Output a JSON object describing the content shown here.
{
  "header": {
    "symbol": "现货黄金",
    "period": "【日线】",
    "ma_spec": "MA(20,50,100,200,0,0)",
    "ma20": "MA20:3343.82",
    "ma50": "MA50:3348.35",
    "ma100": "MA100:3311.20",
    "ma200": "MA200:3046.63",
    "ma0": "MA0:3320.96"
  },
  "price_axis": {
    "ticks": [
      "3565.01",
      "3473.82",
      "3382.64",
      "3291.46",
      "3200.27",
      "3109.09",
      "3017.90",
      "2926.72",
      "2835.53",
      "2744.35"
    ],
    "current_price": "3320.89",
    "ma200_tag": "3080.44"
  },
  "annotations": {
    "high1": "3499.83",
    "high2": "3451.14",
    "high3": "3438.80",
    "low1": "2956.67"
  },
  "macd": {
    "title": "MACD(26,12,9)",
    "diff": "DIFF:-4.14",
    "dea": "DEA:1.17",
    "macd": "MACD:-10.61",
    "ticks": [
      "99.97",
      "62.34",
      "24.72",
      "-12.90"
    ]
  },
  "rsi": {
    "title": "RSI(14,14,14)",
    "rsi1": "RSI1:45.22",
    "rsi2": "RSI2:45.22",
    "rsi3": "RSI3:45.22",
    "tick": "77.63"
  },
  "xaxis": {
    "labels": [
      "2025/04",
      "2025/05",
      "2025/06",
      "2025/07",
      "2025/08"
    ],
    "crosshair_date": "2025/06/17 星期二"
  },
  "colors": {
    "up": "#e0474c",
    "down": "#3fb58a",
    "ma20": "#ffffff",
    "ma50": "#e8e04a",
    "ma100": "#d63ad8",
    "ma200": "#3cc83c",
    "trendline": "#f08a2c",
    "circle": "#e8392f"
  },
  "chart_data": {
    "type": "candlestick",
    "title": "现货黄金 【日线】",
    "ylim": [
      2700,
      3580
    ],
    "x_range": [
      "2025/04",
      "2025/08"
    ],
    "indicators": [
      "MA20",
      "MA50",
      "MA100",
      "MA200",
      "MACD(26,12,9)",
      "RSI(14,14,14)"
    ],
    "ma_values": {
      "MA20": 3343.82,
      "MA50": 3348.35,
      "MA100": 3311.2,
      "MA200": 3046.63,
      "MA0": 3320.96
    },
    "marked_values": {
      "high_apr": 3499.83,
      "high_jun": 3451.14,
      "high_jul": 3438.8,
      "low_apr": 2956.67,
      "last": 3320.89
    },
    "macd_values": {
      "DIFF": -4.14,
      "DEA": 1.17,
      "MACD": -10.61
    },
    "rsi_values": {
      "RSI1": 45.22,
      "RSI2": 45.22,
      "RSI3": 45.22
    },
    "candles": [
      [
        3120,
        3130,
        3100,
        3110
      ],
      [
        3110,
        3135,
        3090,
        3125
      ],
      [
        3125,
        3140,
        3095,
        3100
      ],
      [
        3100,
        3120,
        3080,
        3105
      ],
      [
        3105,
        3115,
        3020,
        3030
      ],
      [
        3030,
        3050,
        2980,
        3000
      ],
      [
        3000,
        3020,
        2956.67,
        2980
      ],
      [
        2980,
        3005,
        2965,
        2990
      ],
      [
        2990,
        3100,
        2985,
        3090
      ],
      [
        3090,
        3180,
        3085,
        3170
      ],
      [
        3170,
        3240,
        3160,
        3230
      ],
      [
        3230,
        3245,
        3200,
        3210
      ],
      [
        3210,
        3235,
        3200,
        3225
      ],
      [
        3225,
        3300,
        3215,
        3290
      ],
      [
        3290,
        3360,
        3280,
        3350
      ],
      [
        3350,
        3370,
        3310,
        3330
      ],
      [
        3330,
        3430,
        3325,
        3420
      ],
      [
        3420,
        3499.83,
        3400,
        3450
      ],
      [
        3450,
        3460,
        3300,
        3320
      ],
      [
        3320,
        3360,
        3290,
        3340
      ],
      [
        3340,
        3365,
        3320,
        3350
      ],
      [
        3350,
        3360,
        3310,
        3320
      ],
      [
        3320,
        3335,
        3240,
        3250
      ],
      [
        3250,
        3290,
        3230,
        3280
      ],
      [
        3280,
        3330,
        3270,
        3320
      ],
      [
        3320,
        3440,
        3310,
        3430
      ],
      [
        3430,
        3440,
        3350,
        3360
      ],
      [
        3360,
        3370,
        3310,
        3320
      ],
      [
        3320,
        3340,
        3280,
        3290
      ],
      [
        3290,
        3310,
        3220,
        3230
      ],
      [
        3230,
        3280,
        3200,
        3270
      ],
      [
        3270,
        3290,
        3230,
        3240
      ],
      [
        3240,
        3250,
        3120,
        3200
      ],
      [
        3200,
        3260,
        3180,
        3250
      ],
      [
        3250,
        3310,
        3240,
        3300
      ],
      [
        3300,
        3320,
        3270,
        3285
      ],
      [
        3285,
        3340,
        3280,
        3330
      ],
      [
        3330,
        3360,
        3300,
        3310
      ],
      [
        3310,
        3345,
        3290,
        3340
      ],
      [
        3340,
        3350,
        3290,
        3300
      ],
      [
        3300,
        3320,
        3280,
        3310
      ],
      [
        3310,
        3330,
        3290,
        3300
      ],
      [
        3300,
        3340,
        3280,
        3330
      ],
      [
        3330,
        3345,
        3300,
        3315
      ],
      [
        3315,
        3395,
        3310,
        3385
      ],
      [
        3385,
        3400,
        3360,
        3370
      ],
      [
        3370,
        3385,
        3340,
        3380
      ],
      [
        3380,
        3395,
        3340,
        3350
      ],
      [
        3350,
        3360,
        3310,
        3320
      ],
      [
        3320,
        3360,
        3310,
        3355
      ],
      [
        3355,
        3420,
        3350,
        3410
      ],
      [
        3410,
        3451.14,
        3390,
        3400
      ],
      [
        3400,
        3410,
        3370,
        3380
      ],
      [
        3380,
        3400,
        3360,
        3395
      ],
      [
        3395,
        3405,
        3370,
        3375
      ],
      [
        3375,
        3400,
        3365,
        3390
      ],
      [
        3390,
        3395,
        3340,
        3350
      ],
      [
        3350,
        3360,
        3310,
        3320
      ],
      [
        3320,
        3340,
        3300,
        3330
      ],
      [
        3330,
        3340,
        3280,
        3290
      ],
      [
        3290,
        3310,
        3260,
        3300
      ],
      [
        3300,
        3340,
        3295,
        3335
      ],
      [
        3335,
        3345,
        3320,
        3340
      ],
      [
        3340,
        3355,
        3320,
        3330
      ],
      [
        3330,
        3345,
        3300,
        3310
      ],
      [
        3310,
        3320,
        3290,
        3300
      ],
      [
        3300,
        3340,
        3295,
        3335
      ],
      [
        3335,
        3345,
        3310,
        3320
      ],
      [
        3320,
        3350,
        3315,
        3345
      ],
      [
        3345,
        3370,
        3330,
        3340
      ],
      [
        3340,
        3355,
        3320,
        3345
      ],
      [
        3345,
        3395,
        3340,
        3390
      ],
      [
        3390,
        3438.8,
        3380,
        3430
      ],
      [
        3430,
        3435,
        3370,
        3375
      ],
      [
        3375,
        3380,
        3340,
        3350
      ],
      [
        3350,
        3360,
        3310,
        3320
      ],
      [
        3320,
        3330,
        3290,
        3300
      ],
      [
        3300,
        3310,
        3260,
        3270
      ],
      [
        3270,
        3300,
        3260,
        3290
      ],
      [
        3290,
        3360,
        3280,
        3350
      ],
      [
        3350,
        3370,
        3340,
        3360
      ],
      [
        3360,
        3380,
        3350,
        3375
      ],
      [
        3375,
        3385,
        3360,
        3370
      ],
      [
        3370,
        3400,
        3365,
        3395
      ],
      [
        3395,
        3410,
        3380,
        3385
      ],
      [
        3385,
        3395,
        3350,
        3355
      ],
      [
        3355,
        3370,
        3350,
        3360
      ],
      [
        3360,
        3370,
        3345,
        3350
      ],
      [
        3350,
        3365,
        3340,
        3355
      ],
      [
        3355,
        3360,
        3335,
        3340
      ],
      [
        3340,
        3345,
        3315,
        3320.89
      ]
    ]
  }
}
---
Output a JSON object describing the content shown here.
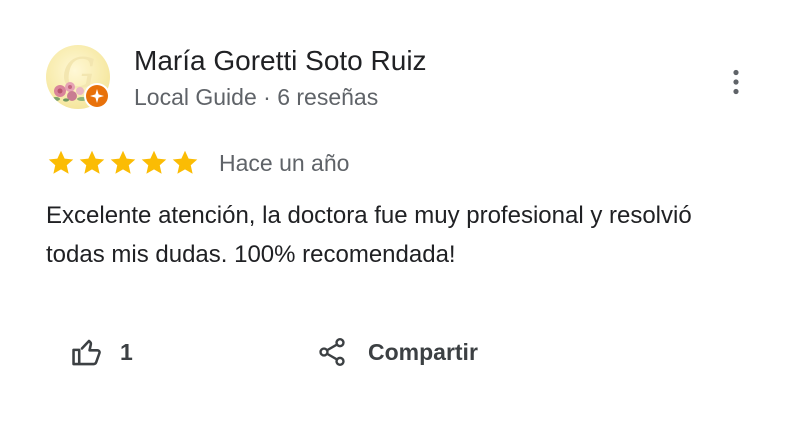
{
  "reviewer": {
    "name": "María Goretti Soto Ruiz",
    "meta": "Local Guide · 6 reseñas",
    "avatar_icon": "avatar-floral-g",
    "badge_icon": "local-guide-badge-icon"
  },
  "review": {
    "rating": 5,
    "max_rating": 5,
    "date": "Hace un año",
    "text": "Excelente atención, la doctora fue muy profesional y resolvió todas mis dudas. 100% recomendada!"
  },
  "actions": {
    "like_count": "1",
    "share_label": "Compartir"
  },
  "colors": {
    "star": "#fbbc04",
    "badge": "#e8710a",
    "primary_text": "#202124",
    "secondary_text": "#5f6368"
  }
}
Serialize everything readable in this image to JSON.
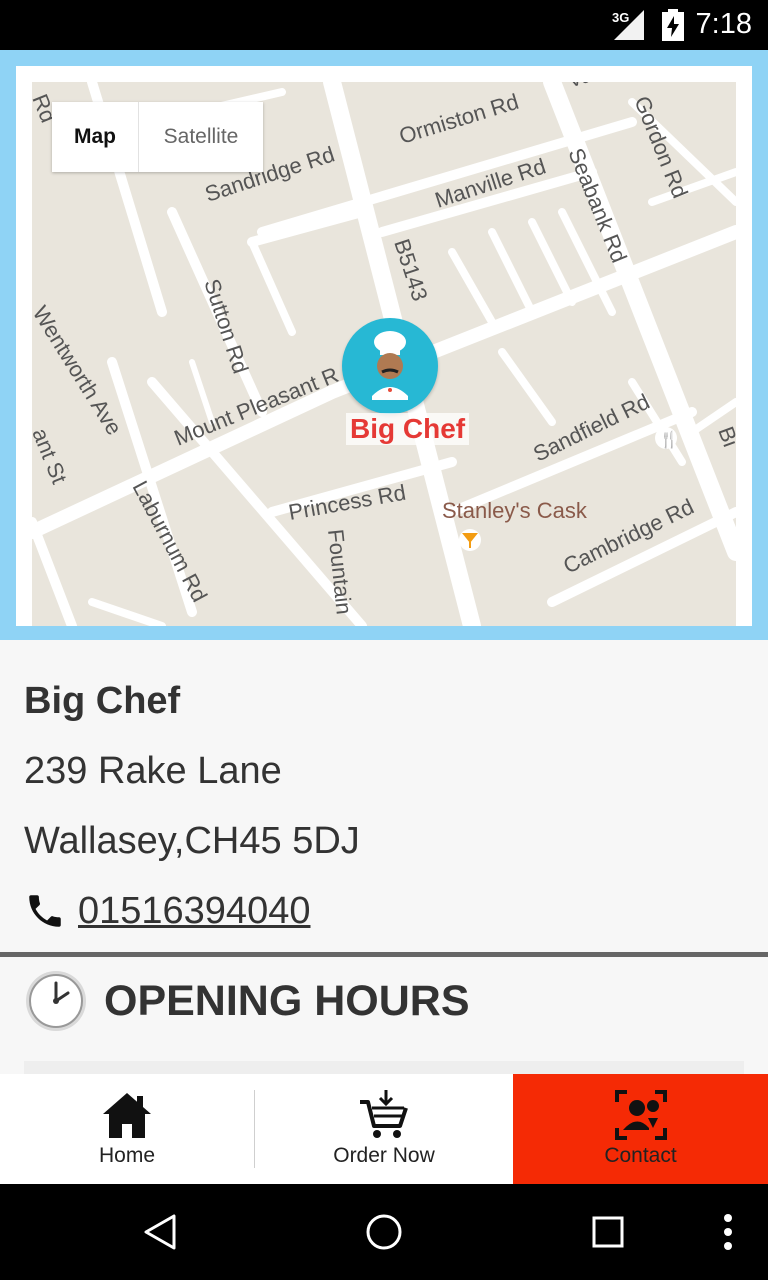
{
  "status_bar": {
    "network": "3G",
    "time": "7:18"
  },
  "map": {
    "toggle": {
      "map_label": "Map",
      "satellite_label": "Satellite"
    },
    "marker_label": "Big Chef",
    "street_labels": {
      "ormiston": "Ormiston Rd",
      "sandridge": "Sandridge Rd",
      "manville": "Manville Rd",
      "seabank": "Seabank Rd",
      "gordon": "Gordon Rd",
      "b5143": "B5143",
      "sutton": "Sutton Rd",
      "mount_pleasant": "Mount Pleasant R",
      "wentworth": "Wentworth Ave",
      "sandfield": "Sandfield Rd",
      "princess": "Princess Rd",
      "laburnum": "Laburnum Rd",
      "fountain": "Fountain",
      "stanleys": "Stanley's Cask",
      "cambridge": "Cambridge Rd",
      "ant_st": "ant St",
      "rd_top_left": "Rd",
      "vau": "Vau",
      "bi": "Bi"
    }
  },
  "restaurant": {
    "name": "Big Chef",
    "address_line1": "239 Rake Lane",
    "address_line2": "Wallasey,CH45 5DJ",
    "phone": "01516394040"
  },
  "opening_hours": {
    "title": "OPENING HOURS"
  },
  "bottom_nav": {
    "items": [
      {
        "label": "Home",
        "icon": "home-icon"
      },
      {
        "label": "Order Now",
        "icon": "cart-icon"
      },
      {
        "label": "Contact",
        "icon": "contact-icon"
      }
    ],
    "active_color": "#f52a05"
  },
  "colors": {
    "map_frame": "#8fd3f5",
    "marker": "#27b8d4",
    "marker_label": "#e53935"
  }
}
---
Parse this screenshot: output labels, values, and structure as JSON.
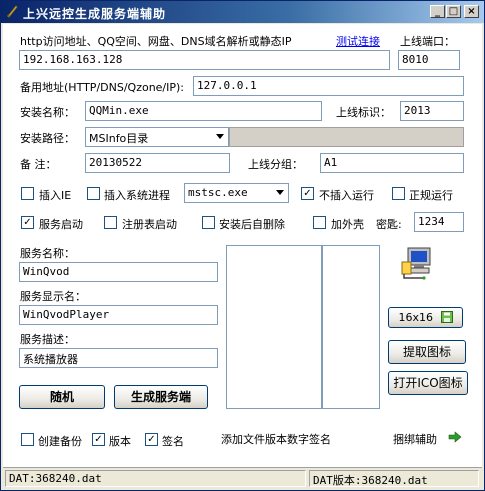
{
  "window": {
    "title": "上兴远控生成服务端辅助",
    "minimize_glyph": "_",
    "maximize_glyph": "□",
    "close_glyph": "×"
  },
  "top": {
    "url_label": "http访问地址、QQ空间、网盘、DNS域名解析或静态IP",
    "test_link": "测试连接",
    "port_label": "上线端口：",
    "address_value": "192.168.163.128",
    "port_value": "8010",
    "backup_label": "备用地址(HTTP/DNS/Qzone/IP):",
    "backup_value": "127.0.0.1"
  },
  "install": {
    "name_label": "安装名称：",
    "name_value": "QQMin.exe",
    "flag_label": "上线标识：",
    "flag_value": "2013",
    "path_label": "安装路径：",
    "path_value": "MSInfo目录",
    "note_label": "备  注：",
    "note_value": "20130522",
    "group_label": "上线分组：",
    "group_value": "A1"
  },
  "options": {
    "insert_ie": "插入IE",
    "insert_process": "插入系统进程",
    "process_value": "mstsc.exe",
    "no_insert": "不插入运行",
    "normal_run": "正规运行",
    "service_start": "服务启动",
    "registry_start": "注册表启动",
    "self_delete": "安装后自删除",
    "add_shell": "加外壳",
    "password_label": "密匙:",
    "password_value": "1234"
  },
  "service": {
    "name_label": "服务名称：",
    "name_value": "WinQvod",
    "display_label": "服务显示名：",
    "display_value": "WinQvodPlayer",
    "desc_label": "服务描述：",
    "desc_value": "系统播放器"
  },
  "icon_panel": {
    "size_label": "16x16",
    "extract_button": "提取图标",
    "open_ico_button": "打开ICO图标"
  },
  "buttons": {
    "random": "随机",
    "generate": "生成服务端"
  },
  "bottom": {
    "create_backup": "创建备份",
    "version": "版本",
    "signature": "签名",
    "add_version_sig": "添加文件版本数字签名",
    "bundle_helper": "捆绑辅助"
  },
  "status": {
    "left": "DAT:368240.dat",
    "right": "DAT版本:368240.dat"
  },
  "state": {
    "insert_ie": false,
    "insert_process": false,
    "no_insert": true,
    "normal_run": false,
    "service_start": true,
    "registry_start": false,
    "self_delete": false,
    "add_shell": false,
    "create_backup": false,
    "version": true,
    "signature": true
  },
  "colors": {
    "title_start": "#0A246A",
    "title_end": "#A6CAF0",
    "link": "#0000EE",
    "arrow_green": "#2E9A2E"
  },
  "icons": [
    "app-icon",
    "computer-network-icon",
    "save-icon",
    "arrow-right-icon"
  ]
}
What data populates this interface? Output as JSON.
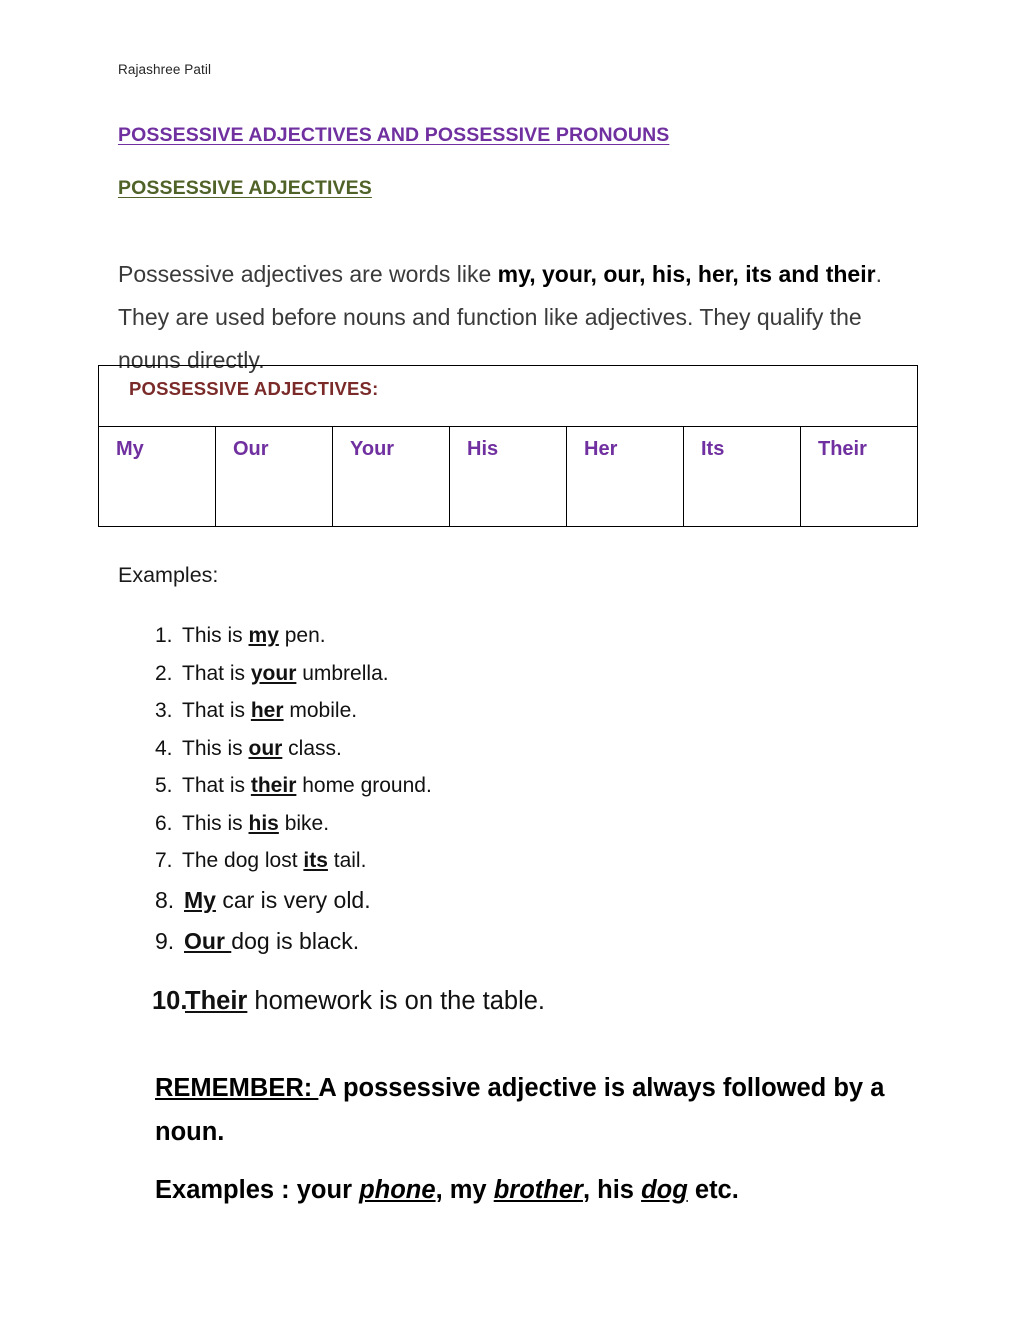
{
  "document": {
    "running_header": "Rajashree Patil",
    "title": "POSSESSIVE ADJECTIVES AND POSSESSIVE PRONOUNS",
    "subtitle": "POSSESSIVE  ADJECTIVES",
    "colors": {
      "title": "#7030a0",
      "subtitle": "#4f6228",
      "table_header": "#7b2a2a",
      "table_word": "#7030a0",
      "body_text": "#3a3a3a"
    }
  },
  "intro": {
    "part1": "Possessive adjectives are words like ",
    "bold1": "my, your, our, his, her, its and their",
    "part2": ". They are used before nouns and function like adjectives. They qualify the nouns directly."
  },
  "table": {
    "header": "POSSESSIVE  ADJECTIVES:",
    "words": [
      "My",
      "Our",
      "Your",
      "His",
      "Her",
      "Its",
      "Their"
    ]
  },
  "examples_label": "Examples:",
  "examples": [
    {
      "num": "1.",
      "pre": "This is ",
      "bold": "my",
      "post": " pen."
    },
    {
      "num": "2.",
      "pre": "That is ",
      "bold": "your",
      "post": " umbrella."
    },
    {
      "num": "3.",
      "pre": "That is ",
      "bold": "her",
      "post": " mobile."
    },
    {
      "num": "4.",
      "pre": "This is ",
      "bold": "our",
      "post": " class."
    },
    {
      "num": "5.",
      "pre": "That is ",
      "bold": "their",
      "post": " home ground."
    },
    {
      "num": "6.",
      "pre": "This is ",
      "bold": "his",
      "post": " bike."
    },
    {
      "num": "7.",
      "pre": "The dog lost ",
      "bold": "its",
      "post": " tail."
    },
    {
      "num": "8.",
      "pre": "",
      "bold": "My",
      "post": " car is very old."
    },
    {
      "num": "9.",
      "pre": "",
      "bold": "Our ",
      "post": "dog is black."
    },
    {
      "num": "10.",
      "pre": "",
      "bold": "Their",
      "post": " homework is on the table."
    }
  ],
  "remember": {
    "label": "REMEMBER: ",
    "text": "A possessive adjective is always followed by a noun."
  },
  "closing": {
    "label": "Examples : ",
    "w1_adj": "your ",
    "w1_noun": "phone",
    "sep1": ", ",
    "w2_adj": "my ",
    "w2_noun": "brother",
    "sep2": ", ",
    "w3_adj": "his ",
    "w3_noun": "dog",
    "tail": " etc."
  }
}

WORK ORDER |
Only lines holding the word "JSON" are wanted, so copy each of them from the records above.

RESPONSE TO THE TASK |
Output a JSON object describing the content shown here.
Output a JSON object describing the content shown here.
Serialize everything readable in this image to JSON.
Parse this screenshot: output labels, values, and structure as JSON.
What data populates this interface? Output as JSON.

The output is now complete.